The rise of cellphones and the easy way they fit into pockets, purses, and jackets has led to many embarrassing encounters and is just one of the repercussions of the “always-on” lifestyle of today’s digital age.
However, keeping our phones close by even while sleeping has led to a new kind of pocket dial in the form of sleep texting.
Researchers from Villanova University recently conducted a study and found that sleep texting and sleeping with a phone close by were increasingly common and connected to poor sleep quality in college students.
Sleep texting describes when a person accidentally sends a text or picks up the phone while sleeping or drifting on to sleep with no memory of sending the text the next morning.
Just after falling asleep before a person sinks into a state of deep sleep, they may unconsciously and instinctively reach for their phone if they hear it ring and go on to respond with incoherent gibberish.
“Sleep texting occurs when an individual responds to or sends a text message electronically while in a sleep state,” the researchers said. “This action can occur once or multiple times during the sleep cycle, adversely affecting the quality and the duration of the individual’s sleep.”
For this study, the researchers asked 372 college students from two universities about their sleeping habits and if they slept with their phone close by.
The researchers also recorded cell phone use while the student participants slept and sleep quality throughout the night.
A quarter of the participants admitted to sleep texting and said they didn’t get sufficient sleep.
The majority of participants who did report sleep texting said they did not remember doing it or what they texted.
“The lack of memory is not surprising as sleep research has found that people awakened after sleeping more than a few minutes are usually unable to recall the last few minutes before they fall asleep,” said Elizabeth Dowdell, the lead author of the study.
College students tend to get less sleep than other age groups which is why the increase in sleep texting is concerning.
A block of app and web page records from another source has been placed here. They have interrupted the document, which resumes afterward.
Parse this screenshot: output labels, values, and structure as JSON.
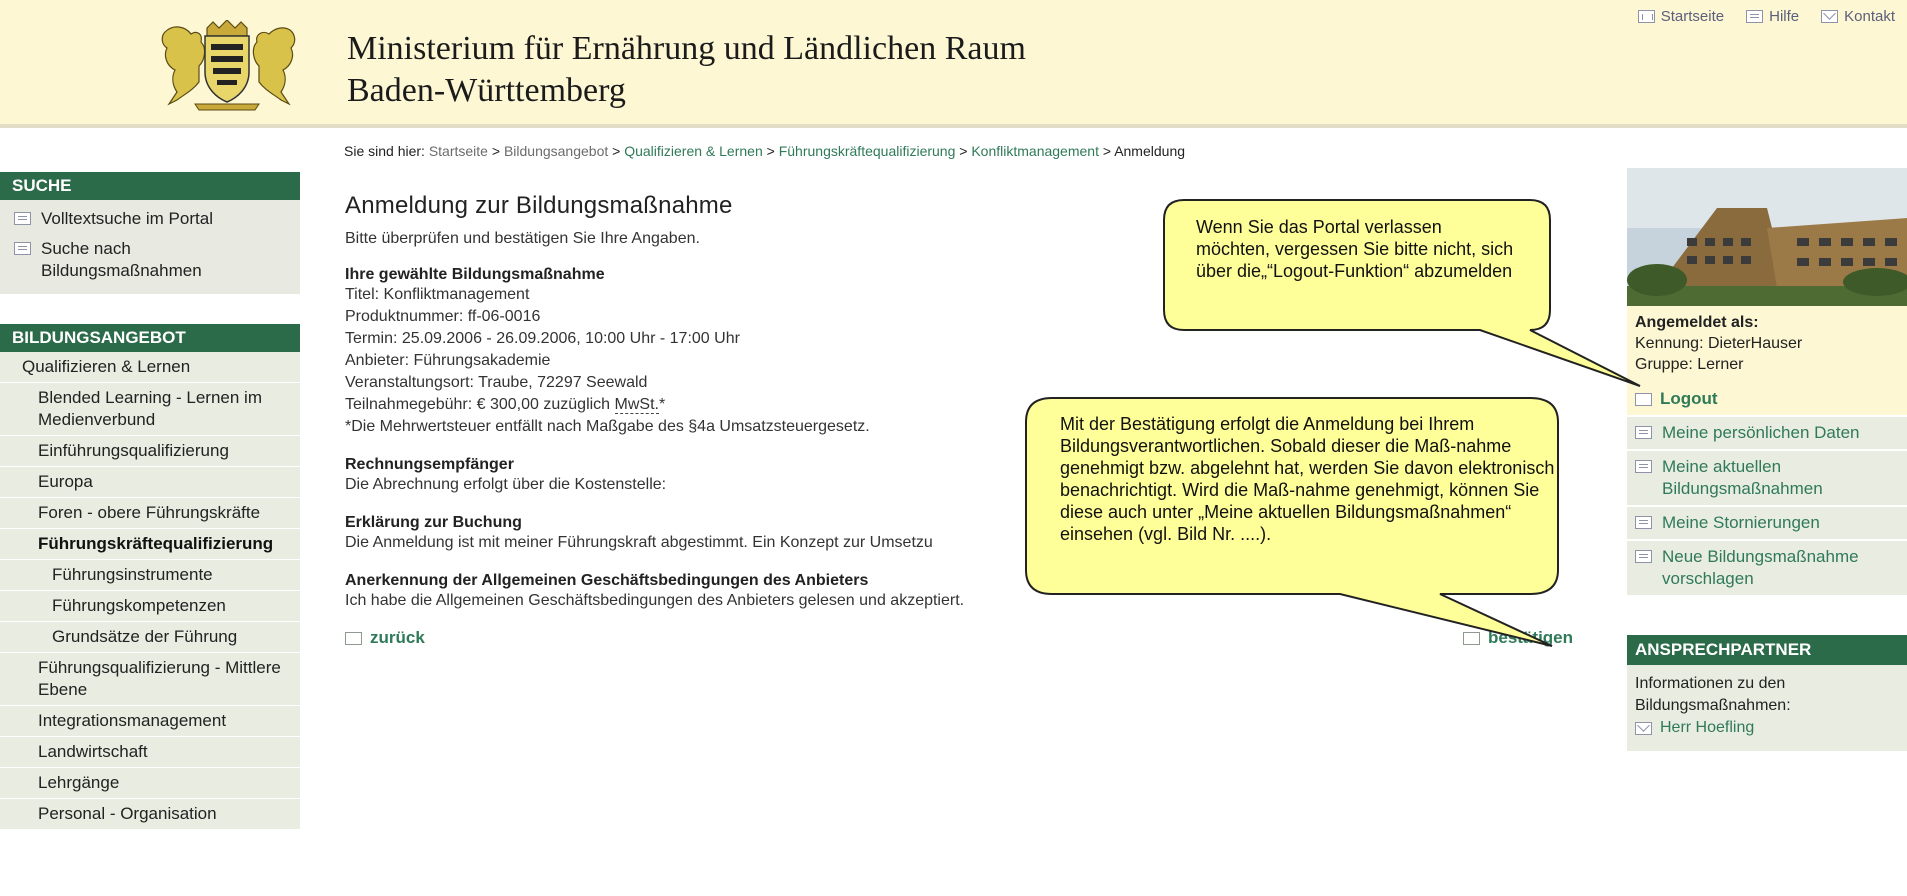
{
  "header": {
    "title_line1": "Ministerium für Ernährung und Ländlichen Raum",
    "title_line2": "Baden-Württemberg",
    "top_links": [
      {
        "icon": "home-icon",
        "label": "Startseite"
      },
      {
        "icon": "document-icon",
        "label": "Hilfe"
      },
      {
        "icon": "mail-icon",
        "label": "Kontakt"
      }
    ]
  },
  "breadcrumb": {
    "prefix": "Sie sind hier:",
    "items": [
      "Startseite",
      "Bildungsangebot",
      "Qualifizieren & Lernen",
      "Führungskräftequalifizierung",
      "Konfliktmanagement"
    ],
    "separator": ">",
    "current": "Anmeldung"
  },
  "sidebar": {
    "search_heading": "SUCHE",
    "search_items": [
      "Volltextsuche im Portal",
      "Suche nach Bildungsmaßnahmen"
    ],
    "offer_heading": "BILDUNGSANGEBOT",
    "offer_items": [
      "Qualifizieren & Lernen",
      "Blended Learning - Lernen im Medienverbund",
      "Einführungsqualifizierung",
      "Europa",
      "Foren - obere Führungskräfte",
      "Führungskräftequalifizierung",
      "Führungsinstrumente",
      "Führungskompetenzen",
      "Grundsätze der Führung",
      "Führungsqualifizierung - Mittlere Ebene",
      "Integrationsmanagement",
      "Landwirtschaft",
      "Lehrgänge",
      "Personal - Organisation"
    ]
  },
  "main": {
    "title": "Anmeldung zur Bildungsmaßnahme",
    "intro": "Bitte überprüfen und bestätigen Sie Ihre Angaben.",
    "measure": {
      "heading": "Ihre gewählte Bildungsmaßnahme",
      "titel": "Titel: Konfliktmanagement",
      "produktnummer": "Produktnummer: ff-06-0016",
      "termin": "Termin: 25.09.2006 - 26.09.2006, 10:00 Uhr - 17:00 Uhr",
      "anbieter": "Anbieter: Führungsakademie",
      "ort": "Veranstaltungsort: Traube, 72297 Seewald",
      "gebuehr_prefix": "Teilnahmegebühr: € 300,00 zuzüglich ",
      "gebuehr_mwst": "MwSt.",
      "gebuehr_suffix": "*",
      "footnote": "*Die Mehrwertsteuer entfällt nach Maßgabe des §4a Umsatzsteuergesetz."
    },
    "billing": {
      "heading": "Rechnungsempfänger",
      "text": "Die Abrechnung erfolgt über die Kostenstelle:"
    },
    "declaration": {
      "heading": "Erklärung zur Buchung",
      "text": "Die Anmeldung ist mit meiner Führungskraft abgestimmt. Ein Konzept zur Umsetzu"
    },
    "terms": {
      "heading": "Anerkennung der Allgemeinen Geschäftsbedingungen des Anbieters",
      "text": "Ich habe die Allgemeinen Geschäftsbedingungen des Anbieters gelesen und akzeptiert."
    },
    "back_label": "zurück",
    "confirm_label": "bestätigen"
  },
  "right": {
    "logged_in_heading": "Angemeldet als:",
    "kennung": "Kennung: DieterHauser",
    "gruppe": "Gruppe: Lerner",
    "logout_label": "Logout",
    "links": [
      "Meine persönlichen Daten",
      "Meine aktuellen Bildungsmaßnahmen",
      "Meine Stornierungen",
      "Neue Bildungsmaßnahme vorschlagen"
    ],
    "contact_heading": "ANSPRECHPARTNER",
    "contact_text": "Informationen zu den Bildungsmaßnahmen:",
    "contact_person": "Herr Hoefling"
  },
  "callouts": {
    "logout_hint": "Wenn Sie das Portal verlassen möchten, vergessen Sie bitte nicht, sich über die„“Logout-Funktion“ abzumelden",
    "confirm_hint": "Mit der Bestätigung erfolgt die Anmeldung bei Ihrem Bildungsverantwortlichen. Sobald dieser die Maß-nahme genehmigt bzw. abgelehnt hat, werden Sie davon elektronisch benachrichtigt. Wird die Maß-nahme genehmigt, können Sie diese auch unter „Meine aktuellen Bildungsmaßnahmen“ einsehen (vgl. Bild Nr. ....)."
  },
  "colors": {
    "header_bg": "#fdf7d4",
    "heading_green": "#2c6b4a",
    "link_green": "#2f7a58",
    "sidebar_bg": "#e9ece1",
    "callout_bg": "#ffff99"
  }
}
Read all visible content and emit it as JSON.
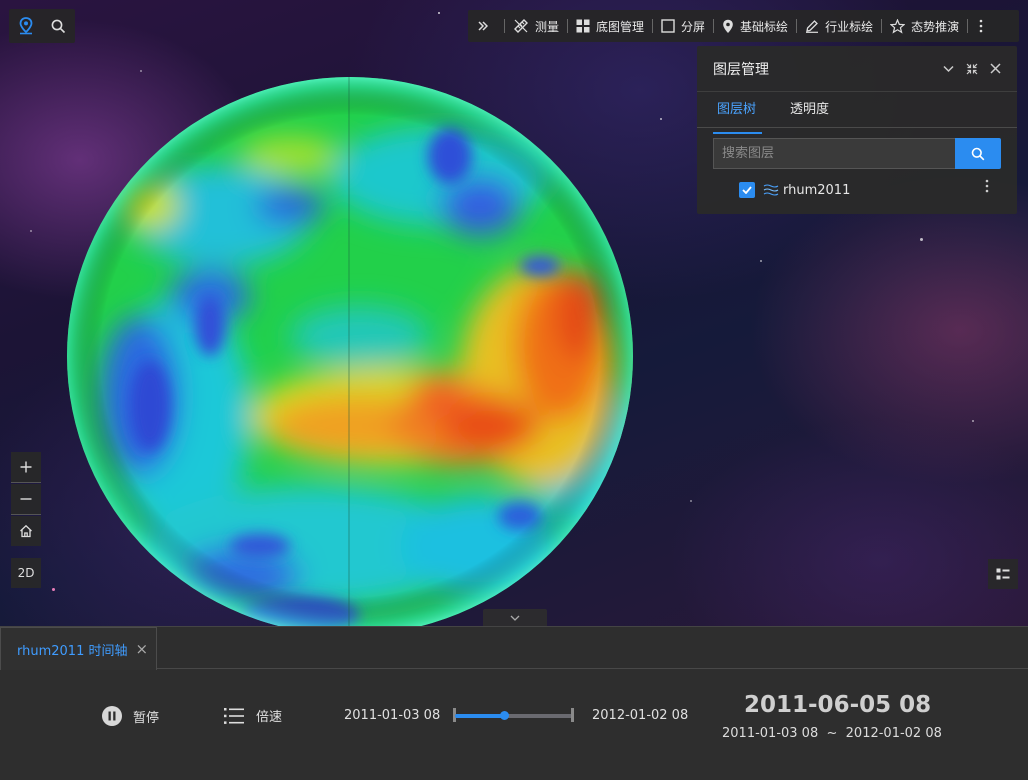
{
  "toolbar": {
    "items": [
      {
        "label": "测量",
        "icon": "ruler-icon"
      },
      {
        "label": "底图管理",
        "icon": "grid-icon"
      },
      {
        "label": "分屏",
        "icon": "square-icon"
      },
      {
        "label": "基础标绘",
        "icon": "map-pin-icon"
      },
      {
        "label": "行业标绘",
        "icon": "pencil-icon"
      },
      {
        "label": "态势推演",
        "icon": "star-icon"
      }
    ]
  },
  "layer_panel": {
    "title": "图层管理",
    "tabs": [
      "图层树",
      "透明度"
    ],
    "active_tab": "图层树",
    "search_placeholder": "搜索图层",
    "layers": [
      {
        "name": "rhum2011",
        "checked": true
      }
    ]
  },
  "nav": {
    "zoom_in": "+",
    "zoom_out": "−",
    "mode_2d": "2D"
  },
  "timeline": {
    "tab_label": "rhum2011 时间轴",
    "pause_label": "暂停",
    "speed_label": "倍速",
    "start_time": "2011-01-03 08",
    "end_time": "2012-01-02 08",
    "current_time": "2011-06-05 08",
    "range_text": "2011-01-03 08  ~  2012-01-02 08",
    "progress": 0.42
  },
  "colors": {
    "accent": "#2b8cf0",
    "panel_bg": "#2a2a2a"
  }
}
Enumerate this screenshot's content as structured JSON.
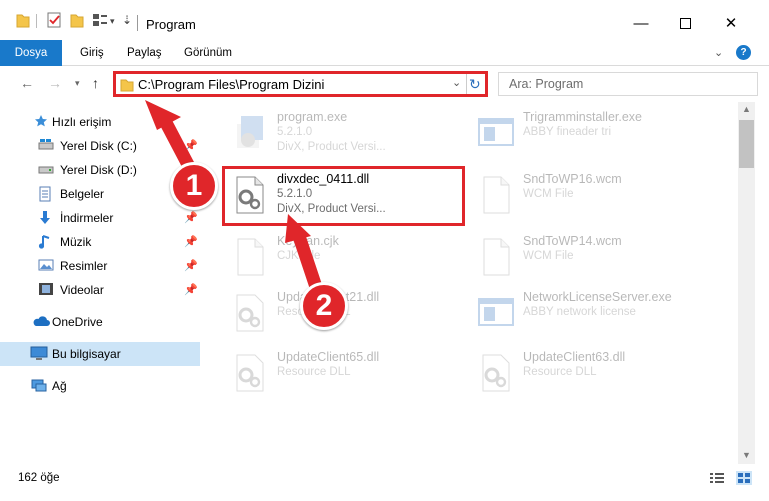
{
  "window": {
    "title": "Program"
  },
  "ribbon": {
    "tabs": [
      "Dosya",
      "Giriş",
      "Paylaş",
      "Görünüm"
    ],
    "help": "?"
  },
  "nav": {
    "address": "C:\\Program Files\\Program Dizini",
    "search_placeholder": "Ara: Program"
  },
  "sidebar": {
    "items": [
      {
        "label": "Hızlı erişim",
        "icon": "star-icon"
      },
      {
        "label": "Yerel Disk (C:)",
        "icon": "drive-icon"
      },
      {
        "label": "Yerel Disk (D:)",
        "icon": "drive-icon"
      },
      {
        "label": "Belgeler",
        "icon": "documents-icon"
      },
      {
        "label": "İndirmeler",
        "icon": "download-icon"
      },
      {
        "label": "Müzik",
        "icon": "music-icon"
      },
      {
        "label": "Resimler",
        "icon": "pictures-icon"
      },
      {
        "label": "Videolar",
        "icon": "video-icon"
      },
      {
        "label": "OneDrive",
        "icon": "cloud-icon"
      },
      {
        "label": "Bu bilgisayar",
        "icon": "computer-icon"
      },
      {
        "label": "Ağ",
        "icon": "network-icon"
      }
    ]
  },
  "files": [
    {
      "name": "program.exe",
      "line2": "5.2.1.0",
      "line3": "DivX, Product Versi...",
      "icon": "exe-icon"
    },
    {
      "name": "Trigramminstaller.exe",
      "line2": "ABBY fineader tri",
      "line3": "",
      "icon": "exe-window-icon"
    },
    {
      "name": "divxdec_0411.dll",
      "line2": "5.2.1.0",
      "line3": "DivX, Product Versi...",
      "icon": "dll-icon"
    },
    {
      "name": "SndToWP16.wcm",
      "line2": "WCM File",
      "line3": "",
      "icon": "blank-file-icon"
    },
    {
      "name": "Keytran.cjk",
      "line2": "CJK File",
      "line3": "",
      "icon": "blank-file-icon"
    },
    {
      "name": "SndToWP14.wcm",
      "line2": "WCM File",
      "line3": "",
      "icon": "blank-file-icon"
    },
    {
      "name": "UpdateClient21.dll",
      "line2": "Resource DLL",
      "line3": "",
      "icon": "dll-icon"
    },
    {
      "name": "NetworkLicenseServer.exe",
      "line2": "ABBY network license",
      "line3": "",
      "icon": "exe-window-icon"
    },
    {
      "name": "UpdateClient65.dll",
      "line2": "Resource DLL",
      "line3": "",
      "icon": "dll-icon"
    },
    {
      "name": "UpdateClient63.dll",
      "line2": "Resource DLL",
      "line3": "",
      "icon": "dll-icon"
    }
  ],
  "status": {
    "count": "162 öğe"
  },
  "callouts": [
    "1",
    "2"
  ],
  "colors": {
    "accent": "#1979ca",
    "highlight": "#e0262a",
    "selected": "#cce4f7"
  }
}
The study adds to growing research on the impacts of smartphone addiction, which is especially common among younger generations.